EXERCISE DESCRIPTION:
Using "heading" as the search string, find the matching lines below and copy them.

***** EXTRACTED MATERIAL *****

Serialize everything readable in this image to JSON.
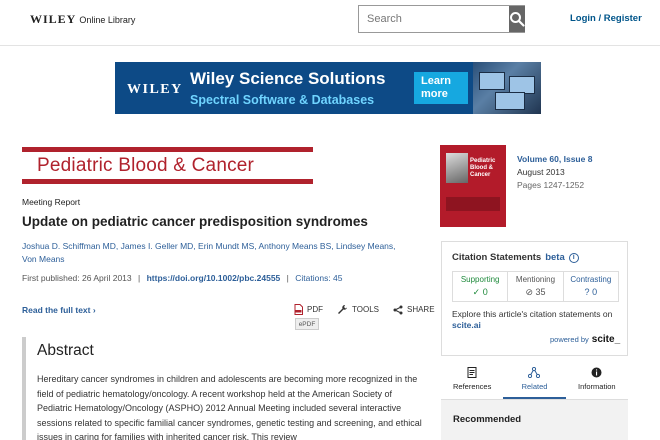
{
  "header": {
    "logo_brand": "WILEY",
    "logo_sub": "Online Library",
    "search_placeholder": "Search",
    "login_label": "Login / Register"
  },
  "banner": {
    "brand": "WILEY",
    "title": "Wiley Science Solutions",
    "subtitle": "Spectral Software & Databases",
    "button_line1": "Learn",
    "button_line2": "more"
  },
  "journal": {
    "title": "Pediatric Blood & Cancer",
    "cover_title": "Pediatric Blood & Cancer",
    "volume_issue": "Volume 60, Issue 8",
    "date": "August 2013",
    "pages": "Pages 1247-1252"
  },
  "article": {
    "type": "Meeting Report",
    "title": "Update on pediatric cancer predisposition syndromes",
    "authors_line1": "Joshua D. Schiffman MD, James I. Geller MD, Erin Mundt MS, Anthony Means BS, Lindsey Means,",
    "authors_line2": "Von Means",
    "first_published_label": "First published: 26 April 2013",
    "separator": "|",
    "doi": "https://doi.org/10.1002/pbc.24555",
    "citations_label": "Citations: 45",
    "read_full": "Read the full text ›",
    "tool_pdf": "PDF",
    "tool_tools": "TOOLS",
    "tool_share": "SHARE",
    "epdf_tooltip": "ePDF"
  },
  "abstract": {
    "heading": "Abstract",
    "text": "Hereditary cancer syndromes in children and adolescents are becoming more recognized in the field of pediatric hematology/oncology. A recent workshop held at the American Society of Pediatric Hematology/Oncology (ASPHO) 2012 Annual Meeting included several interactive sessions related to specific familial cancer syndromes, genetic testing and screening, and ethical issues in caring for families with inherited cancer risk. This review"
  },
  "citation_statements": {
    "heading": "Citation Statements",
    "beta": "beta",
    "supporting_label": "Supporting",
    "supporting_value": "0",
    "mentioning_label": "Mentioning",
    "mentioning_value": "35",
    "contrasting_label": "Contrasting",
    "contrasting_value": "0",
    "explore_text": "Explore this article's citation statements on",
    "explore_link": "scite.ai",
    "powered_by": "powered by",
    "scite_logo": "scite_"
  },
  "tabs": [
    {
      "label": "References"
    },
    {
      "label": "Related"
    },
    {
      "label": "Information"
    }
  ],
  "recommended": {
    "heading": "Recommended"
  },
  "colors": {
    "journal_red": "#b0222d",
    "link_blue": "#2d5f99",
    "banner_blue": "#0d4a86",
    "supporting_green": "#1f8a3c"
  }
}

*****

THE ANSWER:
    "heading": "Abstract",
    "heading": "Citation Statements",
    "heading": "Recommended"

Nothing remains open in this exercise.